Catalyzing International Space Traffic Management

Space debris orbiting Earth, illustration by dottedhippo/Getty Images

Illustration by dottedhippo/Getty Images

Despite significant increases in space congestion and growing indications that we are at a tipping point for space traffic, the basic treaties and space governance mechanisms that were crafted 50 years ago have only marginally changed. Growing geopolitical competition and conflict precursors also leave the domain vulnerable to shocks that could reduce its benefit to humanity. A viable governance system for the future is imperative for economic and security reasons. Creating a practical, long-lasting space traffic management system—less likely to encounter geopolitical polarization compared to more contentious security issues—can help ensure space exploration is sustained for the benefit of all.

Bruce McClintock and Anca Agachi will use Alumni Impact funding to further develop, socialize, and widely share recommendations from RAND's first report on international space traffic management (ISTM) with expert and policy audiences in Europe, the Indo-Pacific, and the United States—regions that are critical for progress on ISTM. The research team will host structured workshops for each region, targeting space experts, scientific advisors, government officials, and other track II actors from key countries and regions to help advance the recommendations in RAND's report. Ideally, this effort will catalyze an international space traffic management convention and lead to a sustainable governance process and structure.

Partnering with Educators to Craft Coherent K–12 Instructional Systems

A female teacher stands in front of a class explaining a concept while her students listen. Photo by wavebreak3/Adobe Stock

Photo by wavebreak3/Adobe Stock

Instructional system coherence—ensuring that teachers are getting consistent and clear messages about what to teach and how to teach it—is critical for instructional quality, teacher well-being, and student learning. As important as it is, the concept is abstract and potentially difficult to grasp, especially in written form.

With AIF funding, Elaine Wang and colleagues will extend the reach of RAND's portfolio of work on “coherent instructional systems” in K–12 education by developing new forms of messaging, in collaboration with practitioners, to help on-the-ground educators—K–12 principals and teachers who are essential for systems change—deeply understand and prioritize this concept. She will use the funding to develop and disseminate brief, digestible educator-facing messages, including short video(s) to clearly explain instructional system coherence and its importance. Additionally, the funding will enable video documentation of practitioners' use of RAND's “Improving Instructional System Coherence” toolkit, featuring practitioner voices, which will help improve educator awareness and greater take-up of the toolkit—with the goal of having more districts and schools engage in work to improve the coherence of their systems.
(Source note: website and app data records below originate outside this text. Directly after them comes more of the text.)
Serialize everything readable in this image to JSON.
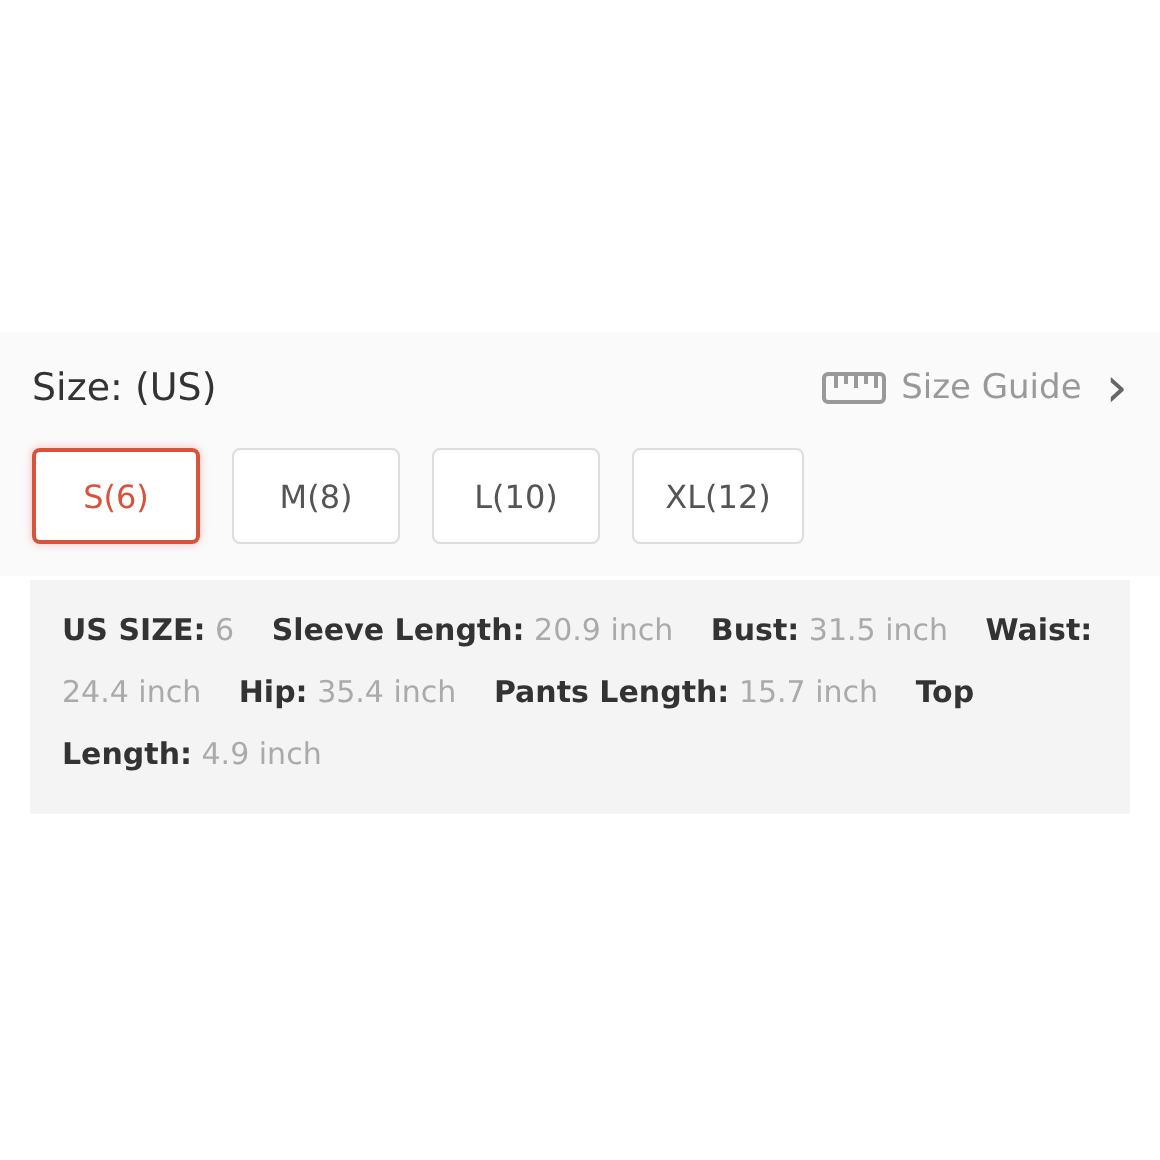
{
  "title": "Size: (US)",
  "size_guide": {
    "label": "Size Guide",
    "chevron": "›"
  },
  "sizes": [
    {
      "label": "S(6)",
      "selected": true
    },
    {
      "label": "M(8)",
      "selected": false
    },
    {
      "label": "L(10)",
      "selected": false
    },
    {
      "label": "XL(12)",
      "selected": false
    }
  ],
  "measurements": "**US SIZE:** 6 **Sleeve Length:** 20.9 inch **Bust:** 31.5 inch **Waist:** 24.4 inch **Hip:** 35.4 inch **Pants Length:** 15.7 inch **Top Length:** 4.9 inch"
}
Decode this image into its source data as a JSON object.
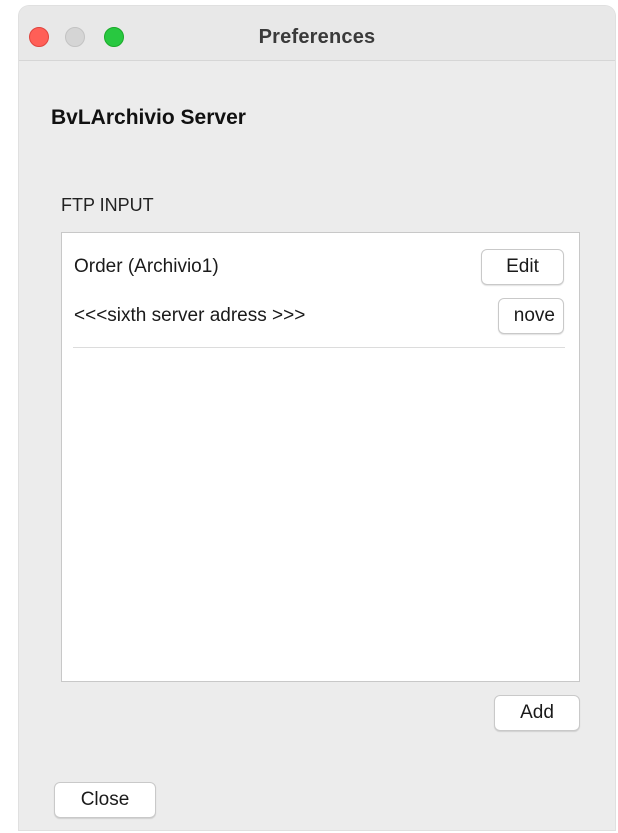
{
  "window": {
    "title": "Preferences"
  },
  "section": {
    "title": "BvLArchivio Server"
  },
  "ftp_group": {
    "label": "FTP INPUT",
    "rows": [
      {
        "text": "Order (Archivio1)",
        "button": "Edit"
      },
      {
        "text": "<<<sixth server adress >>>",
        "button": "nove"
      }
    ]
  },
  "buttons": {
    "add": "Add",
    "close": "Close"
  },
  "colors": {
    "close_light": "#ff5f57",
    "minimize_light": "#d5d5d5",
    "maximize_light": "#28c840"
  }
}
Strengthening the Health Care Workforce

Health care staff stacking their hands together in a hospital, photo by PeopleImages/Getty Images

Photo by PeopleImages/Getty Images

The United States faces a significant shortage of health care workers in nursing, primary care, and behavioral health. If current trends persist, these shortages will only increase in the face of an aging U.S. population and with health threats from climate change and emerging pathogens. Securing the health workforce in the United States is a top priority for hospitals, health systems, and policymakers.

With AIF funding, Mahshid Abir will build on RAND work that identified interventions to help address health care workforce shortages in the Commonwealth of Virginia and ongoing work to identify strategies for retention and recruitment of U.S. Army nurses. She will assess the applicability of the RAND findings to other localities and populations, including evaluating strategies for health care workforce retention and recruitment in very urban centers, county and safety net hospitals, and critical access hospitals, and for primary care, nursing, and behavioral health. The impact funding will support a RAND-hosted conference and the publication of both the study results and conference proceedings to help inform national practices and policies for developing the health workforce in the United States.